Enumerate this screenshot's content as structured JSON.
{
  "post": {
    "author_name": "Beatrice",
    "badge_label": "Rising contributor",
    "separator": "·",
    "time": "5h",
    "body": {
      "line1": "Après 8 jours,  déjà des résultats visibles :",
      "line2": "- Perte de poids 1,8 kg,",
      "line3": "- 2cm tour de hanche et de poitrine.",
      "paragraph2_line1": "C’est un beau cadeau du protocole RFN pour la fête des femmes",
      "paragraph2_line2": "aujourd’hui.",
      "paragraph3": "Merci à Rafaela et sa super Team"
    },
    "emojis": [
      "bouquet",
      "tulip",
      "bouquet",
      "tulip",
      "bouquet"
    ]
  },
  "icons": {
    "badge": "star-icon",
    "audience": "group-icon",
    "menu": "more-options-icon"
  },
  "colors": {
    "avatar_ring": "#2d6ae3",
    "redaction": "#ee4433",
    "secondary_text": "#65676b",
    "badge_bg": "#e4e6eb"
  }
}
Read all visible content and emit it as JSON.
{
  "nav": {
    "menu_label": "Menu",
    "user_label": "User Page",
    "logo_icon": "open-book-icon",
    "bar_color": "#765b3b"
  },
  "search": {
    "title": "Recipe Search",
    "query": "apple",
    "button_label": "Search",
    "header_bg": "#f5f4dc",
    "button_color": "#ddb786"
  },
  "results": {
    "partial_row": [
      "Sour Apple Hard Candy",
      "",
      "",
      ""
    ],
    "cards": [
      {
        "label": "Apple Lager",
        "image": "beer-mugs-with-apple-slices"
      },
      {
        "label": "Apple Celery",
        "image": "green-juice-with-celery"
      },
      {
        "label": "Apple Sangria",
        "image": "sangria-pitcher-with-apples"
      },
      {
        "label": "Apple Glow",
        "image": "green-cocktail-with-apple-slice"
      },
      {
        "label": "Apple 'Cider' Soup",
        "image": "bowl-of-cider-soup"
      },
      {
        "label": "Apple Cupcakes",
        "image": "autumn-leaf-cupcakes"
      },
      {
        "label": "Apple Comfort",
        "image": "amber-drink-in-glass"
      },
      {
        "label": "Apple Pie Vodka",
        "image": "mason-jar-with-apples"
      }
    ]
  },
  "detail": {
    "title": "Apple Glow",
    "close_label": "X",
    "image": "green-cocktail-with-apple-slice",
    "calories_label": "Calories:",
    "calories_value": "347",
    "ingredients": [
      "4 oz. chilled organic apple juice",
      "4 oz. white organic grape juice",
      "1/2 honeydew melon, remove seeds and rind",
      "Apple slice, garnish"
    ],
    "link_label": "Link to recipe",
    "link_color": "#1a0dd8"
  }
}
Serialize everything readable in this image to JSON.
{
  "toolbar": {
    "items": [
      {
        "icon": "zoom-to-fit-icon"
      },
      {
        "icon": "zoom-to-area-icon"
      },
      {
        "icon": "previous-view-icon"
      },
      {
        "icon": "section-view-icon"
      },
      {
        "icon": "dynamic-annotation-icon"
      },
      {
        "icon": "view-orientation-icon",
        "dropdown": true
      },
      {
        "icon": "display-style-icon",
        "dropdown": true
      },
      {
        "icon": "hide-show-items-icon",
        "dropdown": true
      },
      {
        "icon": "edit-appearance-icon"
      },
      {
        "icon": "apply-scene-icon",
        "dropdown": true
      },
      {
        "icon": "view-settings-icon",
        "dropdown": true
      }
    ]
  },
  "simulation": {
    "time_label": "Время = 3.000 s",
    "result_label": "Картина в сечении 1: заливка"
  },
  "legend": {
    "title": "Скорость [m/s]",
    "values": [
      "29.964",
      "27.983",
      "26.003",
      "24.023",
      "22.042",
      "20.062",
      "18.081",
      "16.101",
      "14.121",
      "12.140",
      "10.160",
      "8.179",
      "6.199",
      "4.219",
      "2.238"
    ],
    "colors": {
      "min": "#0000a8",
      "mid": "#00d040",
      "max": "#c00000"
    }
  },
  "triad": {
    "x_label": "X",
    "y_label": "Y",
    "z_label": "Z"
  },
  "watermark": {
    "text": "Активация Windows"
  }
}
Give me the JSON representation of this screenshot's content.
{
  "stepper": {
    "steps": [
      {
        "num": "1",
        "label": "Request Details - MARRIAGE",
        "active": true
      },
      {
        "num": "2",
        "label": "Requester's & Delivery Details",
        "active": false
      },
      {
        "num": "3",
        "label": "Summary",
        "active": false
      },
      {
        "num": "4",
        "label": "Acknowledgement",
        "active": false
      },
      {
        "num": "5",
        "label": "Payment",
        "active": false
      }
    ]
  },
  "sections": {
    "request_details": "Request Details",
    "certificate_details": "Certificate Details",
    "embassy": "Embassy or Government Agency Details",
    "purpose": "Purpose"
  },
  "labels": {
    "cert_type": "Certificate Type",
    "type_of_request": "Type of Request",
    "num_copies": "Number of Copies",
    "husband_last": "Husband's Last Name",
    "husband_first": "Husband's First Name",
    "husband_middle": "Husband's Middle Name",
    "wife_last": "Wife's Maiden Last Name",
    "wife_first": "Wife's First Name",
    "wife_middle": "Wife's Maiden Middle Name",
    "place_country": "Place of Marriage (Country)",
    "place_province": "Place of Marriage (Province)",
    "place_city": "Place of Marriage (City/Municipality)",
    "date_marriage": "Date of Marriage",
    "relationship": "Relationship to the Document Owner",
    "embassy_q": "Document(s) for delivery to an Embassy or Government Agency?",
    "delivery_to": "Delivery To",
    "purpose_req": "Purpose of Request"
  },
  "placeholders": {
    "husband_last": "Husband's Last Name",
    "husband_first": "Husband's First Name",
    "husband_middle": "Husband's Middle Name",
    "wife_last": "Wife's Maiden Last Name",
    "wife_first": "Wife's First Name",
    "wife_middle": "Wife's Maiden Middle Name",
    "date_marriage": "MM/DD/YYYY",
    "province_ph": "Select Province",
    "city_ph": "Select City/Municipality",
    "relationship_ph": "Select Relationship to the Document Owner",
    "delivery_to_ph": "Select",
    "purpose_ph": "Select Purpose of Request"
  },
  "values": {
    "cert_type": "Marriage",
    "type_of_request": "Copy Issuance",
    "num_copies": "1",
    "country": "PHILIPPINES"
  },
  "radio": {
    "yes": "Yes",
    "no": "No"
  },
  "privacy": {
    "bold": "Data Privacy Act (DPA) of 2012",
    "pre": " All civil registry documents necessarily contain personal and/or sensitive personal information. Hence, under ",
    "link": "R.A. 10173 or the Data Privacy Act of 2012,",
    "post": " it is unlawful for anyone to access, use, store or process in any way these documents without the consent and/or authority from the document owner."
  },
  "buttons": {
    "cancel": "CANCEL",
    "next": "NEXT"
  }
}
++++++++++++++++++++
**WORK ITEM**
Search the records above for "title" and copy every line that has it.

**ANSWER SECTION**
    "title": "Recipe Search",
    "title": "Apple Glow",
    "title": "Скорость [m/s]",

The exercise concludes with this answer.